PROMPT:
Scan the listing beneath this sentence. Report each line with the word "heading".

---------- EXCERPTED DATA

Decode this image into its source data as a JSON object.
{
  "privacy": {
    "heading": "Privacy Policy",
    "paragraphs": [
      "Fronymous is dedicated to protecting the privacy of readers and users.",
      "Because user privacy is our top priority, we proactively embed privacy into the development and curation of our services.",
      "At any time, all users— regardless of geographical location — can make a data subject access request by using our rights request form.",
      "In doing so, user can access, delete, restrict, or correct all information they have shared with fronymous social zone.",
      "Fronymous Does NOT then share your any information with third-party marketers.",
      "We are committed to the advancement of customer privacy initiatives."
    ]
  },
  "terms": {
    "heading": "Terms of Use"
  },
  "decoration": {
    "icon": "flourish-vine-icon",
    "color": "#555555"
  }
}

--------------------

ANSWER SPACE:
    "heading": "Privacy Policy",
    "heading": "Terms of Use"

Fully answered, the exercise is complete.